TWIN TEMPLE BIO
Everybody knows that the Devil has all the best tunes. From Robert Johnson selling his soul at the crossroads to the blood-soaked black metal of Norway, Satan has long loomed large over the music world, striking fear into the hearts of the sanctimonious. But nothing that has gone before will prepare you for the arrival of Twin Temple: Los Angeles’ one and only purveyors of Satanic Doo-Wop. Devout Satanists and meticulous preservers of rock’n’roll’s ancient, timeless spirit, this black-clad and effortlessly stylish duo have created a sound that blends their Satanic ideology with the irresistible sass and melody of classic ‘50s and ‘60s rock ‘n’roll. The result is Twin Temple (Bring You Their Signature Sound…Satanic Doo-Wop), a debut album that not only serves to salute the Dark One, but also delivers some of the catchiest and coolest music to emerge from any genre in years.
“It’s really just a reflection of everything we love,” explains vocalist Alexandra James. “We’ve always loved rock ‘n’ roll, especially from the golden era of American music, but we’re also Satanists and study the Occult. We both practice magick. It was just a crazy idea– ‘Why can’t you love Roy Orbison and hail Satan at the same time?’ Satanism has been relegated to the metal scene for so long, but we are Satanists and listen to The Platters and Buddy Holly, you know? We love metal too, but this is a reflection of who we are as people. This record was something we wanted to create for ourselves… we were happy to see that it resonated with other people out there, too.”
Originally released independently by the band and limited to a suitably malevolent 666 vinyl copies & given a full release on Rise Above in Spring 2019, Twin Temple’s debut is so beautifully conceived and executed that it sounds like a long, lost classic from the ‘60s, unearthed in some dusty studio vault. With Alexandra’s soulful but siren-like voice and partner Zachary James’ dazzling, authentic arrangements, songs like The Devil (Didn’t Make Me Do It) and I’m Wicked pledge their allegiance to Satan in the most bizarrely accessible and infectious of ways. Bolstered by plenty of analogue hiss and a devotion to old school recording techniques, it’s an album that brings the band’s unique and enlightened take on Satanism to vivid, vital life.
“Something we’re sick of is all the overproduced records,” says Alexandra. “It just takes the soul out of music. With this record, we wanted to get rid of all of that. We looked at how all our heroes made records in the ‘50s and ‘60s. They weren’t even mixing in stereo back then, so that’s why we made the record in mono. We did everything, including the vocals, live to tape. We went in the studio, played the songs two or three times and chose the best takes. The whole record was done in a day and a half. It has a rawness to it because we wanted to capture the human element, instead of overproducing everything.
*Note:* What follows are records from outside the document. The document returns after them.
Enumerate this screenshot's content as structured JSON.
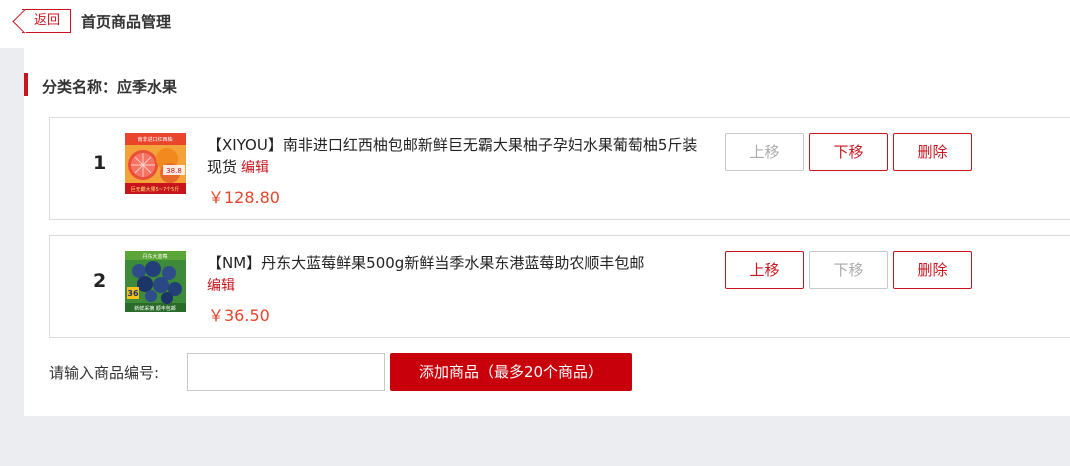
{
  "header": {
    "back_label": "返回",
    "title": "首页商品管理"
  },
  "category": {
    "label": "分类名称：应季水果"
  },
  "products": [
    {
      "index": "1",
      "name": "【XIYOU】南非进口红西柚包邮新鲜巨无霸大果柚子孕妇水果葡萄柚5斤装现货",
      "edit_label": "编辑",
      "price": "￥128.80",
      "thumb_text_top": "南非进口红西柚",
      "thumb_text_bottom": "巨无霸大果5~7个5斤",
      "thumb_badge": "38.8",
      "up_label": "上移",
      "up_disabled": true,
      "down_label": "下移",
      "down_disabled": false,
      "delete_label": "删除"
    },
    {
      "index": "2",
      "name": "【NM】丹东大蓝莓鲜果500g新鲜当季水果东港蓝莓助农顺丰包邮",
      "edit_label": "编辑",
      "price": "￥36.50",
      "thumb_text_top": "丹东大蓝莓",
      "thumb_text_bottom": "新鲜采摘 顺丰包邮",
      "thumb_badge": "36",
      "up_label": "上移",
      "up_disabled": false,
      "down_label": "下移",
      "down_disabled": true,
      "delete_label": "删除"
    }
  ],
  "add_section": {
    "label": "请输入商品编号:",
    "input_value": "",
    "input_placeholder": "",
    "add_button_label": "添加商品（最多20个商品）"
  },
  "colors": {
    "accent": "#c8151d",
    "price": "#e5452b",
    "background": "#ecedf1"
  }
}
Perfect is boring.”
With a Satanic philosophy that prizes individualism, respect, equality and defiance, Twin Temple are intuitively in tune with rock’n’roll’s integral outcast culture, even if the fiendishly seditious sound of Alexandra singing enticingly about Sex Magick may make more than few music critics and unsuspecting punters spit their coffee across the room. Ultimately, this transgressive act of musical mischief is as subversive as it gets in this age of societal division, insidious ignorance and empty hostility.
“To us, there is a connection between Satanism and rock ’n’ roll – they’re both very much defined by transgression, rejection of societal norms and a fierce sense of individualism and outsider culture,” Alexandra avows. “Historically, American rock ’n’ roll played an integral role in social justice and equality. In the face of racist Jim Crow laws of the south & segregation, you had black and white teenagers dancing together at the Frankie Lymon shows. This was about social change, about breaking down boundaries and all oppressive norms of the old guard. In our minds, vintage rock’n’roll, doo-wop and Satanism go hand in hand. But at the same time, we recognize that it’s not the most likely of pairings!”
It seems the Devil’s best tunes are in safe hands. Hail Twin Temple. Hail Satan!
TWIN TEMPLE BIO